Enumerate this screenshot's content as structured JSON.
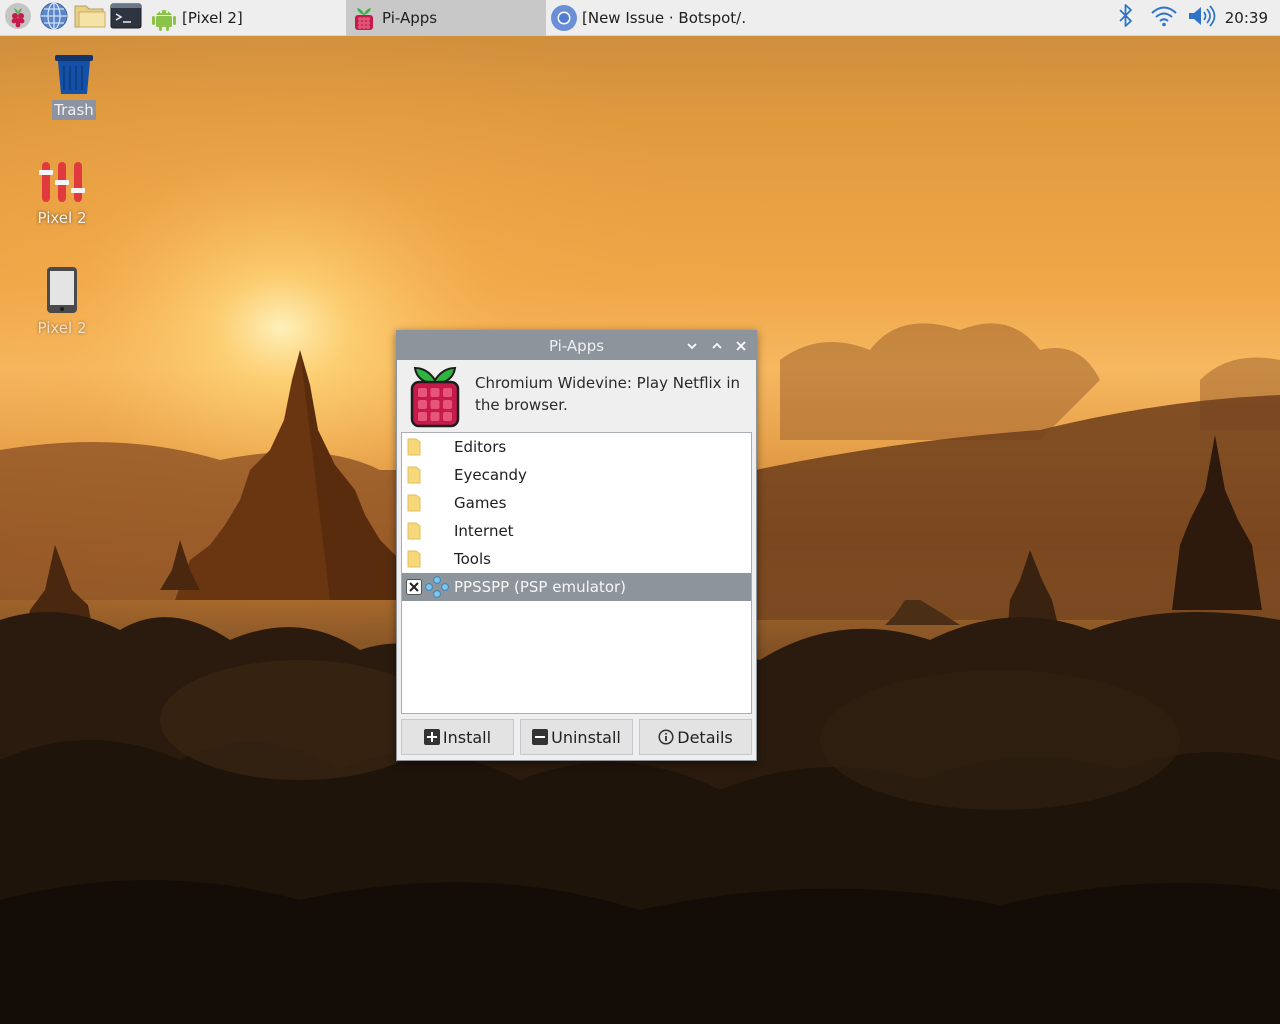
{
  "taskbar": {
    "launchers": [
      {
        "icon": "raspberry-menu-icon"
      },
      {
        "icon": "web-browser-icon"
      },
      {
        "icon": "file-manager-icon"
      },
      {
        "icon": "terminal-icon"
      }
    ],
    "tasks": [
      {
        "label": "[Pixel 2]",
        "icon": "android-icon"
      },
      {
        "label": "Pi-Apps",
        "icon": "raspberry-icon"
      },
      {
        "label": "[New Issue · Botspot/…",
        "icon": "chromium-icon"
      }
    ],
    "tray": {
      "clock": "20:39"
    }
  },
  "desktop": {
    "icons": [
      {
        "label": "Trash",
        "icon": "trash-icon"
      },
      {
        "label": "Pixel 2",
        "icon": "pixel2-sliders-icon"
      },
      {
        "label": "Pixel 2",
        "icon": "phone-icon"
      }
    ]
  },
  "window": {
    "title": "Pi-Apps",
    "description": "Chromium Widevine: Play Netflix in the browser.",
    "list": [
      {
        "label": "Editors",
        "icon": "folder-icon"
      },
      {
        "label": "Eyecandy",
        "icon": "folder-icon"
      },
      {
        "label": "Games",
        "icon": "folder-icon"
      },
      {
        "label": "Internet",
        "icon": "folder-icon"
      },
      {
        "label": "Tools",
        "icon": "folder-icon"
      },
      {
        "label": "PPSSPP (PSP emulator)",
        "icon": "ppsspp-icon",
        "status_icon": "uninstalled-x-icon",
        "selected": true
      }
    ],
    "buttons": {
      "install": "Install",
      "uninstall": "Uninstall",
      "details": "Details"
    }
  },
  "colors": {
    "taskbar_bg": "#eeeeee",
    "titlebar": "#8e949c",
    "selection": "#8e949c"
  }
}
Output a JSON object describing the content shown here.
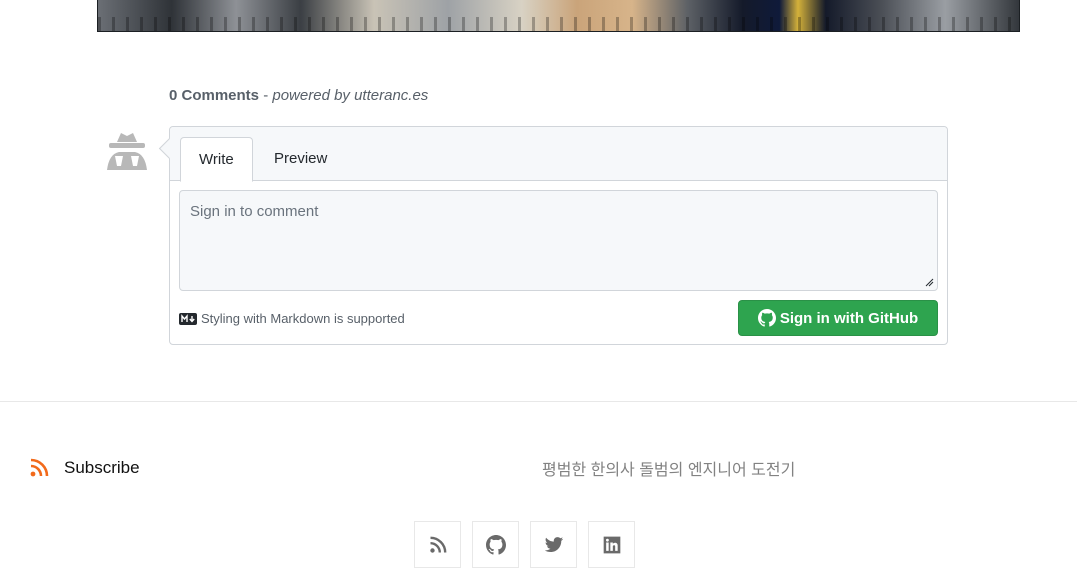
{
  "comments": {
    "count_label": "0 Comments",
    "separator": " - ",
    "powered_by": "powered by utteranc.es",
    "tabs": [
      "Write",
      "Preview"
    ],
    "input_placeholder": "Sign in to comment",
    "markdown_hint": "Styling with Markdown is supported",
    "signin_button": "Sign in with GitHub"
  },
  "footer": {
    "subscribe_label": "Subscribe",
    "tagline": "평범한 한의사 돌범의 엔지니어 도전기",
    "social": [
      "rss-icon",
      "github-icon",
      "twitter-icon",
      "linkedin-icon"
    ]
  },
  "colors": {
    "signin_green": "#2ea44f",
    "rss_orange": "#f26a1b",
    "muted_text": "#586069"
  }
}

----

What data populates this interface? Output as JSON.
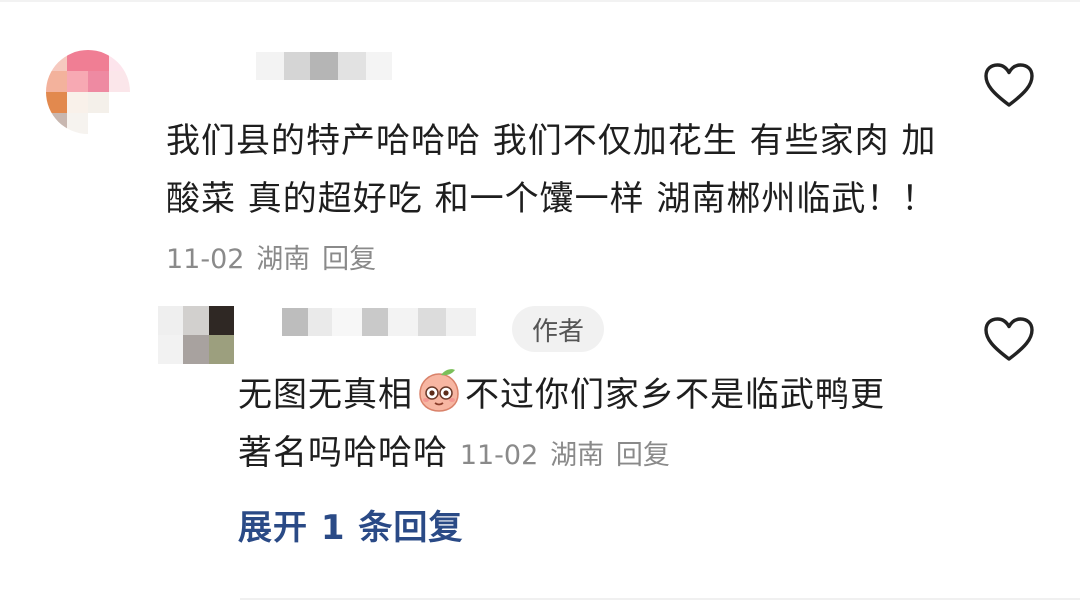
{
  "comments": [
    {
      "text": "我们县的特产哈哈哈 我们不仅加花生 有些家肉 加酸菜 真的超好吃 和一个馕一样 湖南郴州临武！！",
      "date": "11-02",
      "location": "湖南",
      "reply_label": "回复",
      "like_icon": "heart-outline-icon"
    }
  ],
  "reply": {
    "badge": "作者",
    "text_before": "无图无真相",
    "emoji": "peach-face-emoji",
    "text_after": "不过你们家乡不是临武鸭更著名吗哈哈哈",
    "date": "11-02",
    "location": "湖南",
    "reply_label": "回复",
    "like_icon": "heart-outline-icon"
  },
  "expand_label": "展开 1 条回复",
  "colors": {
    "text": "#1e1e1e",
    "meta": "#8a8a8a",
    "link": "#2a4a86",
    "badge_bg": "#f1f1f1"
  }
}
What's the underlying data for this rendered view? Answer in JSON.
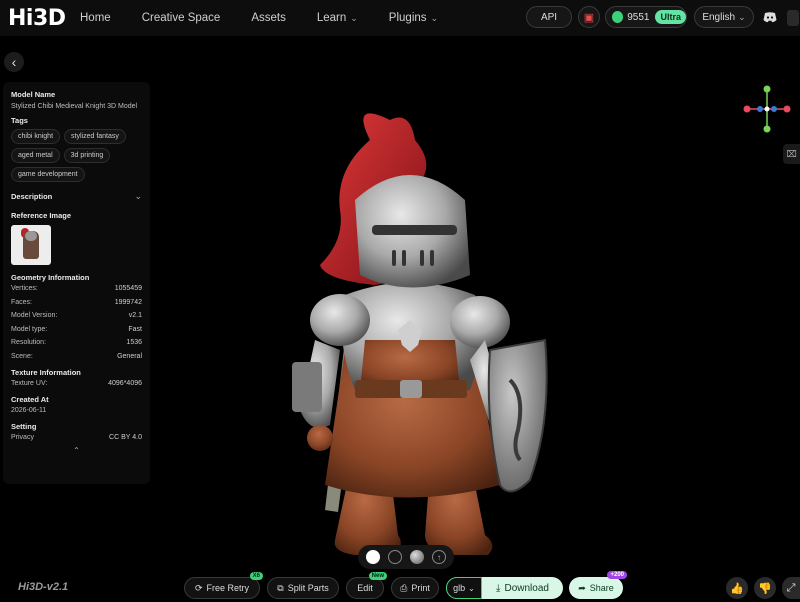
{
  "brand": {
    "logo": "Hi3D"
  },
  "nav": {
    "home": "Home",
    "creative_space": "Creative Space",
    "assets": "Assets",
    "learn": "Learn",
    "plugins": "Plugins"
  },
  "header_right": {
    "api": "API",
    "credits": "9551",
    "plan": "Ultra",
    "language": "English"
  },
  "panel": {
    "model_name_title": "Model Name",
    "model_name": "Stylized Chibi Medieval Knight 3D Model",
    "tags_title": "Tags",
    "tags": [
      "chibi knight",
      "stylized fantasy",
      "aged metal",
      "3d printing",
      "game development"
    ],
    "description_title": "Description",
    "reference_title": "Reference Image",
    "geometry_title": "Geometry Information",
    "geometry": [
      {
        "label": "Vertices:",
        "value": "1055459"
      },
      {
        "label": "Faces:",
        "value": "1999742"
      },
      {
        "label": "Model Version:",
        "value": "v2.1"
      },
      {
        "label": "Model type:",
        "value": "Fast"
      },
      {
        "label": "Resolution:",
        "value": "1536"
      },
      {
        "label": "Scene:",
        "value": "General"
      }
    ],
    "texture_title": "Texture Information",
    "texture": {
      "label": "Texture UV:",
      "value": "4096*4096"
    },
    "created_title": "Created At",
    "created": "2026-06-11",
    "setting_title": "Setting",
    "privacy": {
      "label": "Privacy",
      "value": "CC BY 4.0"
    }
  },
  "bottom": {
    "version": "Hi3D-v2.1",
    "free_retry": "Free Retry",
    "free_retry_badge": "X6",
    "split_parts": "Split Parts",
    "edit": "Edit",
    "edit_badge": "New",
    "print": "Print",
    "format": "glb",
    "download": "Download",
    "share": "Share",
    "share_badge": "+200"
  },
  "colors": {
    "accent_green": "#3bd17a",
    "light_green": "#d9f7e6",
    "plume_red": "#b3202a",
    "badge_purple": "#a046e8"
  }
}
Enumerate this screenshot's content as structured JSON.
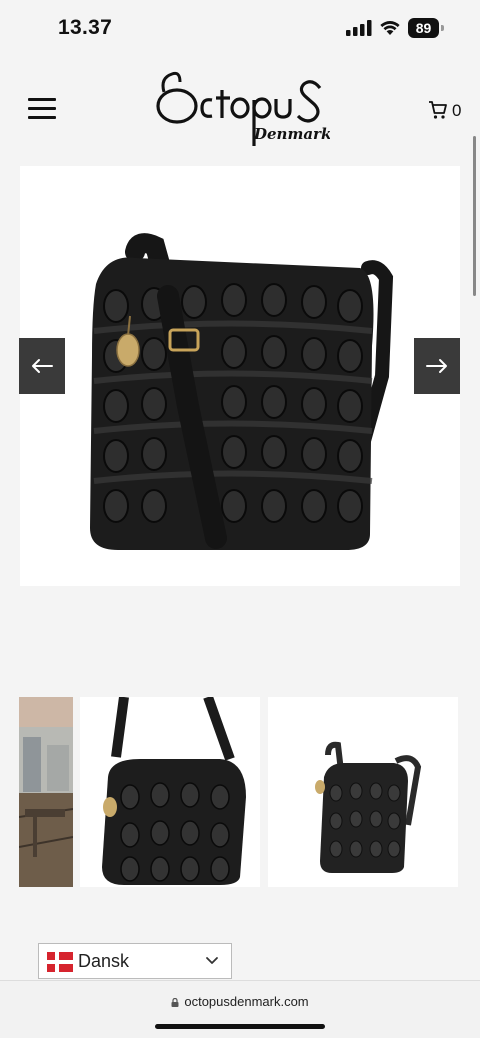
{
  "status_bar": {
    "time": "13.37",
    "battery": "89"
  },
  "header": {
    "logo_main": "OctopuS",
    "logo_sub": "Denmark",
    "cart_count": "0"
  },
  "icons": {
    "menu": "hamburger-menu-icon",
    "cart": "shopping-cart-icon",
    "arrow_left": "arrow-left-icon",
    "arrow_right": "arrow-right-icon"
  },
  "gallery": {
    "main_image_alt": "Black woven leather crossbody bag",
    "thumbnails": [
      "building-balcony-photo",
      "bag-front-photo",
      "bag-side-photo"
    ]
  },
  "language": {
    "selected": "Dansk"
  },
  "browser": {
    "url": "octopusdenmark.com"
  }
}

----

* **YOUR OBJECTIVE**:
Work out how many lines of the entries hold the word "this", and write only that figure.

* **REPLY TO THE TASK**:
4